While the U.S. government designated Hizbullah as a terrorist organization a decade ago, the European Union has not. Doing so would require the consensus of all 27 member states, and several countries have been opposed, including Spain, Belgium, and, in particular, France.
Now, the election of Nicolas Sarkozy as France's new president may represent the best chance yet for Europe to reconsider its position. In a September 2006 closed-door session with Jewish leaders in the U.S., Sarkozy reportedly referred to Hizbullah as a "terrorist organization." During last summer's war between Hizbullah and Israel, Sarkozy defended Israel's right to defend itself against an organization he described as the "one aggressor" in the conflict.
Hizbullah uses Europe primarily as a fund-raising and recruiting ground. An annual German intelligence assessment estimates that 900 Lebanese Hizbullah members live in that country alone. A ban would significantly constrain Hizbullah's European activities, especially its ability to raise funds there.
According to Hizbullah leader Hassan Nasrallah, EU designation of Hizbullah as a terrorist organization would "destroy" the organization as "[t]he sources of our funding will dry up and the sources of moral, political and material support will be destroyed."
The U.S. should engage the new French president on this issue as soon as possible.

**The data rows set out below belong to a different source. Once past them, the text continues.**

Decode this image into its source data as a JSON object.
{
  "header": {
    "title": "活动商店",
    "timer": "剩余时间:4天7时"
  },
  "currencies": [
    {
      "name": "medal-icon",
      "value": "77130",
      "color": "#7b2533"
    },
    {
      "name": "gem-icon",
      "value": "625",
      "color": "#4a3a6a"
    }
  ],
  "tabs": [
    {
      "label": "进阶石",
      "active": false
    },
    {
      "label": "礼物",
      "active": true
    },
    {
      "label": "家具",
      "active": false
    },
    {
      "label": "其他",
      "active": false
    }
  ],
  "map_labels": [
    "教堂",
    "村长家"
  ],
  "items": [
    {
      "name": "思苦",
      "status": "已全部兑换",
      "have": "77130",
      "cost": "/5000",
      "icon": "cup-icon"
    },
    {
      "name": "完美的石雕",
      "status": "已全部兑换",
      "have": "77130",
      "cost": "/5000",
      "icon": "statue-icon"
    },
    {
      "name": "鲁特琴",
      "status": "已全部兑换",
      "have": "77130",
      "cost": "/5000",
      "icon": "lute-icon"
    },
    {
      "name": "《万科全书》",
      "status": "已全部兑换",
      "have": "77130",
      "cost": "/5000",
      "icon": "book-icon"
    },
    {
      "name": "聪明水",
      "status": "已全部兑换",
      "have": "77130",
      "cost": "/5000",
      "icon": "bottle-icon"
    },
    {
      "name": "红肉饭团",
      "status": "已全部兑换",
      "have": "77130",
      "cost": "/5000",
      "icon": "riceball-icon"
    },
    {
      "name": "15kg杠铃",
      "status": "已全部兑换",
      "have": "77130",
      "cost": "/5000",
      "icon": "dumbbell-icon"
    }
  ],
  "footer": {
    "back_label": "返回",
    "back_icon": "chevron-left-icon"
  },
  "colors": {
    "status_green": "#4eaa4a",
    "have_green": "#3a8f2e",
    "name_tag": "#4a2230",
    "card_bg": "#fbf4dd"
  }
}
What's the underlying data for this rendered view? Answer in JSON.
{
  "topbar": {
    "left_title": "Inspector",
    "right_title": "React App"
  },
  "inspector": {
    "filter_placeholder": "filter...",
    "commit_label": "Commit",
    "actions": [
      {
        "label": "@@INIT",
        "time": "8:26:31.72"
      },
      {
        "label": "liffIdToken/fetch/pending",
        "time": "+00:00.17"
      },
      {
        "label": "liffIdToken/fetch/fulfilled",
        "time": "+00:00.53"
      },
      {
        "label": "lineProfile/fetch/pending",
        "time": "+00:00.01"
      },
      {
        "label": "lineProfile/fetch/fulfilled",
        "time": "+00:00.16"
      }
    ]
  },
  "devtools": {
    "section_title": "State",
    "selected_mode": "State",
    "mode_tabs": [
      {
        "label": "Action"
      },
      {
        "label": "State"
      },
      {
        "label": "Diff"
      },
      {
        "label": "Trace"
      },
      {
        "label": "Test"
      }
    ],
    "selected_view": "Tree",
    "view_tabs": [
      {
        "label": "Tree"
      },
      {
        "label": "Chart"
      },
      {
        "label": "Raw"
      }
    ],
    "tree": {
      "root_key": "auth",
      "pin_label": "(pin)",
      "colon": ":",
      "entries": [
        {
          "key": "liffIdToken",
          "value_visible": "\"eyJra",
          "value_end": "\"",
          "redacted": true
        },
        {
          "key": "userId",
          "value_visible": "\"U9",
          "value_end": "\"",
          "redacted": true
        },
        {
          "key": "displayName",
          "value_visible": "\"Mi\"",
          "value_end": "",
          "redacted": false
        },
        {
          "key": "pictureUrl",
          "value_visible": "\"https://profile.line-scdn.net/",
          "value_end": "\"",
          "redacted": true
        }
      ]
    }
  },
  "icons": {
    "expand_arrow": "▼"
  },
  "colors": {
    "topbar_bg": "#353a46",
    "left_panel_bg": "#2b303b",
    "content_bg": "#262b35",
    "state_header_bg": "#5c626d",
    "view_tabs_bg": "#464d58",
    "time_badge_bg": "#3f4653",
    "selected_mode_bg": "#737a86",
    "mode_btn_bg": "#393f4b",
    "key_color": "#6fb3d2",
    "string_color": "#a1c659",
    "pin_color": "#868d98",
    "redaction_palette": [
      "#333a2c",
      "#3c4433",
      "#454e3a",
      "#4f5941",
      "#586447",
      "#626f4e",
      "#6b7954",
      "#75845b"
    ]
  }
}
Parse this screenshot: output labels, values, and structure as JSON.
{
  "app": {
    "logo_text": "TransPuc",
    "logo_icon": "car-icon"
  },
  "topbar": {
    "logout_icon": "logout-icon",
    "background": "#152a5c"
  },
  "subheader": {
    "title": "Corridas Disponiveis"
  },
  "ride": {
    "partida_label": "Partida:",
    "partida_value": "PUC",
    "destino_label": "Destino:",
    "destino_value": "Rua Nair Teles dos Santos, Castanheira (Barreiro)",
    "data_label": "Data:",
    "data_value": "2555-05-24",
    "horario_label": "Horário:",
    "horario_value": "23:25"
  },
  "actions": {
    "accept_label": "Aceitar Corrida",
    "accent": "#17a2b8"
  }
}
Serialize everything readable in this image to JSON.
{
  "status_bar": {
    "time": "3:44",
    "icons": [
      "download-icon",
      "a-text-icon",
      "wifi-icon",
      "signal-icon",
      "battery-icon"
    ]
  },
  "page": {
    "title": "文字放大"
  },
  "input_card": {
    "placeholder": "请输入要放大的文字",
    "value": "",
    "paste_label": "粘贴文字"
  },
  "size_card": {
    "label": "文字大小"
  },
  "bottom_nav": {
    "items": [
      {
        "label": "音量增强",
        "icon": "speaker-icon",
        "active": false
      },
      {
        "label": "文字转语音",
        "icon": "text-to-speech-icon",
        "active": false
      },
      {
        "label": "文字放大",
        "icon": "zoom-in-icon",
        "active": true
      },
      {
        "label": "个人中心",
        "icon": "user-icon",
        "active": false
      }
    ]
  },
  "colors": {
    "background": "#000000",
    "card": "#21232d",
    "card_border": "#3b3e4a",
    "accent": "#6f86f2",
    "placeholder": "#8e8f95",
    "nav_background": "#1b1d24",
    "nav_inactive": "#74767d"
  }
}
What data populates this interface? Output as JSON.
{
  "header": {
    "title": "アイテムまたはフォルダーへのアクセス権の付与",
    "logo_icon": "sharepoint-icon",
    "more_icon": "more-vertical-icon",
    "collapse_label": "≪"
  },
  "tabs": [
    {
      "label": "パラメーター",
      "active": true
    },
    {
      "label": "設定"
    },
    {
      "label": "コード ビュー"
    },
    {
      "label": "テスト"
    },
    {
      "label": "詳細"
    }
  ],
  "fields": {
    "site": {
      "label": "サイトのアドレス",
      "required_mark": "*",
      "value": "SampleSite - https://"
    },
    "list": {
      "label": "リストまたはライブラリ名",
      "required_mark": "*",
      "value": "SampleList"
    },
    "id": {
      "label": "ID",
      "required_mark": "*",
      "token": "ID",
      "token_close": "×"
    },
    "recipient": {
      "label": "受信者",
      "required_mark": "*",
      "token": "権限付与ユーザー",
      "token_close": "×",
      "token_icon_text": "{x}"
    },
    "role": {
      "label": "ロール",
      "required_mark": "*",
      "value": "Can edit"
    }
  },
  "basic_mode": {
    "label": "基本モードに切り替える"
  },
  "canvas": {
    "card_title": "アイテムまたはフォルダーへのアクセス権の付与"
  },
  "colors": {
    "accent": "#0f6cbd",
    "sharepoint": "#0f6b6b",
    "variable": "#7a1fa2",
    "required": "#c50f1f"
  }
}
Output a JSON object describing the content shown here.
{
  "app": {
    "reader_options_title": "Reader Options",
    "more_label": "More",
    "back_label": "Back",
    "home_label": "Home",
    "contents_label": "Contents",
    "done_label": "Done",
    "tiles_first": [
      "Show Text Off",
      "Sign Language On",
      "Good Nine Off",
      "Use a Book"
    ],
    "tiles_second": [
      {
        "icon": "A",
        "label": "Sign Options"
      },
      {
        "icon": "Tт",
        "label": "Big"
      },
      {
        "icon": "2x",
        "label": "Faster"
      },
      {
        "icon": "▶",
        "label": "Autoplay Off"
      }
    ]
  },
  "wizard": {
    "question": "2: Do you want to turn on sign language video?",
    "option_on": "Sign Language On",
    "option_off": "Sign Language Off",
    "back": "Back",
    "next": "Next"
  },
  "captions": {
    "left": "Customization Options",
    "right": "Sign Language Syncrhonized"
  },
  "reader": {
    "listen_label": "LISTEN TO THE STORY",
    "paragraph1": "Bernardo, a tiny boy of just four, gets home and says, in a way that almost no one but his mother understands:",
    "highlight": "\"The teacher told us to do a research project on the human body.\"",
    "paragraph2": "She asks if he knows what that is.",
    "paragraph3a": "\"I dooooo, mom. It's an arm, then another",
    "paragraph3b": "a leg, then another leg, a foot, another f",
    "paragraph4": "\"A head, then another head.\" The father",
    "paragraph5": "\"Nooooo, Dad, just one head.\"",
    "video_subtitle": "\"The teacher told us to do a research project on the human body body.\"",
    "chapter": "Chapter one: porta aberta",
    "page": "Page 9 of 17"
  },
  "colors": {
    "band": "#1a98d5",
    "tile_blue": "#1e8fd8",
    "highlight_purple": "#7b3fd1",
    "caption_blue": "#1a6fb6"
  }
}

Sarkozy is uniquely positioned to make Nasrallah's fear a reality.